I don't know the exact installation procedure you used, but it's very normal for an OS installation to cause a boot manager to need to be reactivated. The main thing is to have a boot CD already created so you can reactivate your boot manager (OSS, in this case).

I've installed Linux quite a few times (mostly Ubuntu distros) and have found that the "don't mess with the MBR" options don't always work. In fact, on my main Linux computer, GRUB usually doesn't install correctly at all. I usually have to do a manual install after I install the OS.

MudCrab wrote:

I don't know the exact installation procedure you used, but it's very normal for an OS installation to cause a boot manager to need to be reactivated. The main thing is to have a boot CD already created so you can reactivate your boot manager (OSS, in this case).

I've installed Linux quite a few times (mostly Ubuntu distros) and have found that the "don't mess with the MBR" options don't always work. In fact, on my main Linux computer, GRUB usually doesn't install correctly at all. I usually have to do a manual install after I install the OS.

I have the boot CD already created so I can boot from it and reactivate OSS if it shows me an error. Still I would like to think that OSS will not temporarily die on me each time I install a new Linux distro. I have done so in the past with a previous boot manager so I was a bit miffed that OSS somehow got confused. The previous boot manager I used, which was quite good for many years, is no longer being sold and its last release is not even supported for x64 systems, so I went with DD/OSS. Generally I am very pleased with the functionality of OSS, but I really hope I don't have to use the boot CD when the partition tables change on my hard drives.

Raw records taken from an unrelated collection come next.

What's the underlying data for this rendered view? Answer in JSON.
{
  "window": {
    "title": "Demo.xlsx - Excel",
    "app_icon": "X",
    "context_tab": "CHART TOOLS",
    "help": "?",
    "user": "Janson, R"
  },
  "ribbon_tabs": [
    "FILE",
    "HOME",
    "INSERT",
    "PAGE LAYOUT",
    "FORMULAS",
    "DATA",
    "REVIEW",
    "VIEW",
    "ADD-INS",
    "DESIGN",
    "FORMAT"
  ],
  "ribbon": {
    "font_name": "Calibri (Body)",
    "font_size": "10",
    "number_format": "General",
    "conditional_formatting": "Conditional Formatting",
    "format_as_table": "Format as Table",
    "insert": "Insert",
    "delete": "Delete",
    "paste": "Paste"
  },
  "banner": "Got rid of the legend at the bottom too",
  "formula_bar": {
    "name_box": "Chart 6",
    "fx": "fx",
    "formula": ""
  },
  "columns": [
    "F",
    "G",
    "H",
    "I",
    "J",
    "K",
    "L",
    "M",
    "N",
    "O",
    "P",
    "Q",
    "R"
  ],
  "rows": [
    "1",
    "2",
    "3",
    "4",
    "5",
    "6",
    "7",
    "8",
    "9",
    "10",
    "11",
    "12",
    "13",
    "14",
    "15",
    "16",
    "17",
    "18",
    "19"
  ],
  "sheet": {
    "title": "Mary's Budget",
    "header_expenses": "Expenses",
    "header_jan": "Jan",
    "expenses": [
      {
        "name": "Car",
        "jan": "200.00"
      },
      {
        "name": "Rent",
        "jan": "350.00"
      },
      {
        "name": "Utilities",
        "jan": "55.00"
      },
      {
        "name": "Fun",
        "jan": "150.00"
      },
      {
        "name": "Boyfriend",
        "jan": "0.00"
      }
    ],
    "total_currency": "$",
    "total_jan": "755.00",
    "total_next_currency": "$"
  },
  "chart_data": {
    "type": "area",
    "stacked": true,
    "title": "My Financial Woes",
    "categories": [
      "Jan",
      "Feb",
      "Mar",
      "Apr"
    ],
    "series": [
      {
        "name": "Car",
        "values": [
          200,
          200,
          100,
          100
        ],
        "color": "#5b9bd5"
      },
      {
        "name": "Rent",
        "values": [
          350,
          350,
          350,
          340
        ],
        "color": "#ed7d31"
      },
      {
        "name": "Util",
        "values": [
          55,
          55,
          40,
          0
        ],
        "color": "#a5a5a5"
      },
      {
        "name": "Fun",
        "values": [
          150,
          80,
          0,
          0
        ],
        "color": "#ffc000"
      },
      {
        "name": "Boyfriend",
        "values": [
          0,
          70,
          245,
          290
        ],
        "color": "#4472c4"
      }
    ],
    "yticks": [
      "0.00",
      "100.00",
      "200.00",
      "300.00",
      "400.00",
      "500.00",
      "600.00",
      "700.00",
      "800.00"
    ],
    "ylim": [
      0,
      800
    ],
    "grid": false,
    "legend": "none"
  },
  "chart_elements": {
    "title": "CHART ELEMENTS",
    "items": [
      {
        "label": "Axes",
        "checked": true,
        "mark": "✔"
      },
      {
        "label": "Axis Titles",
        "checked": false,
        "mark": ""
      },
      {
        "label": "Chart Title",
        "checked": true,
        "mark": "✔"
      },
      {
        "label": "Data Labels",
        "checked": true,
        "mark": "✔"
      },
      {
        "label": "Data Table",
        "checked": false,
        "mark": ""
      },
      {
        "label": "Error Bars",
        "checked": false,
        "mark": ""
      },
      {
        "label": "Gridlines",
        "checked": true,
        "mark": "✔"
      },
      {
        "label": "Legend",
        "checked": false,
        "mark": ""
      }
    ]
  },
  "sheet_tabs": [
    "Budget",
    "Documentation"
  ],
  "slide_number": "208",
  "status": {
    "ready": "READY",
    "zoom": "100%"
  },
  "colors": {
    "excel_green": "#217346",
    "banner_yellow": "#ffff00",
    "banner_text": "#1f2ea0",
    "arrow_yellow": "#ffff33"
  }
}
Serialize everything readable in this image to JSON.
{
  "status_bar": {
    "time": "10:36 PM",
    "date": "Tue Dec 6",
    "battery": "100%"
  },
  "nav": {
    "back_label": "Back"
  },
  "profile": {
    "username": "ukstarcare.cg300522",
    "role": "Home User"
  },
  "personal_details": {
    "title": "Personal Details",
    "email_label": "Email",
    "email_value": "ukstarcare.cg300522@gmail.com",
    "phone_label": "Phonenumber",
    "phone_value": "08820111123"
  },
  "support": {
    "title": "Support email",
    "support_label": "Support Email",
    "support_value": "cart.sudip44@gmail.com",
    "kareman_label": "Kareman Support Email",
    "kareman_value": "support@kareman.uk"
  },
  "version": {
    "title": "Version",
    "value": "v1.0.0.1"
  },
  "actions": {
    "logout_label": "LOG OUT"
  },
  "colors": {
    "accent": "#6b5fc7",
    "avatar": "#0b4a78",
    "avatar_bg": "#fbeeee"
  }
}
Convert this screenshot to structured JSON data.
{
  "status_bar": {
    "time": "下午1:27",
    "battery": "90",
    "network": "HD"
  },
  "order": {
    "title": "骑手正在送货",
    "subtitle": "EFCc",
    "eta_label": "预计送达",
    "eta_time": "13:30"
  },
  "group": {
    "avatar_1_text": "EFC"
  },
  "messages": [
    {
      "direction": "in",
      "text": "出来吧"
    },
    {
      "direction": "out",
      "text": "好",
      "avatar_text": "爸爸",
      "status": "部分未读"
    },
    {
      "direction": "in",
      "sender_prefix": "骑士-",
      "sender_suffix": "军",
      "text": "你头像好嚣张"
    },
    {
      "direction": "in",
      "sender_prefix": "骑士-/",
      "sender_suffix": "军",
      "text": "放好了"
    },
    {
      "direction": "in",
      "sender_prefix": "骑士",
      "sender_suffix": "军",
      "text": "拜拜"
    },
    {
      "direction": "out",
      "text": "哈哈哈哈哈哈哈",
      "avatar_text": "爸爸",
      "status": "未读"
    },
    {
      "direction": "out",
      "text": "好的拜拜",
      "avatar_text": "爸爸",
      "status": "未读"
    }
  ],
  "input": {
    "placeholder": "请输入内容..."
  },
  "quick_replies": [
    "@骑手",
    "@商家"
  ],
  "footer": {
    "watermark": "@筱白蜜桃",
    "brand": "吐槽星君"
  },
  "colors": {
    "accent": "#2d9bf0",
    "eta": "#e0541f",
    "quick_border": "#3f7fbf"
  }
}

I am pretty sure the CentOS 5.3 x64 install would not change the MBR as long as I told it to install itself in the /boot partition I had previously created for it, but I will leave this problem for now until something similar happens again, since I am up and running and OSS now boots fine with all the OS s I have installed.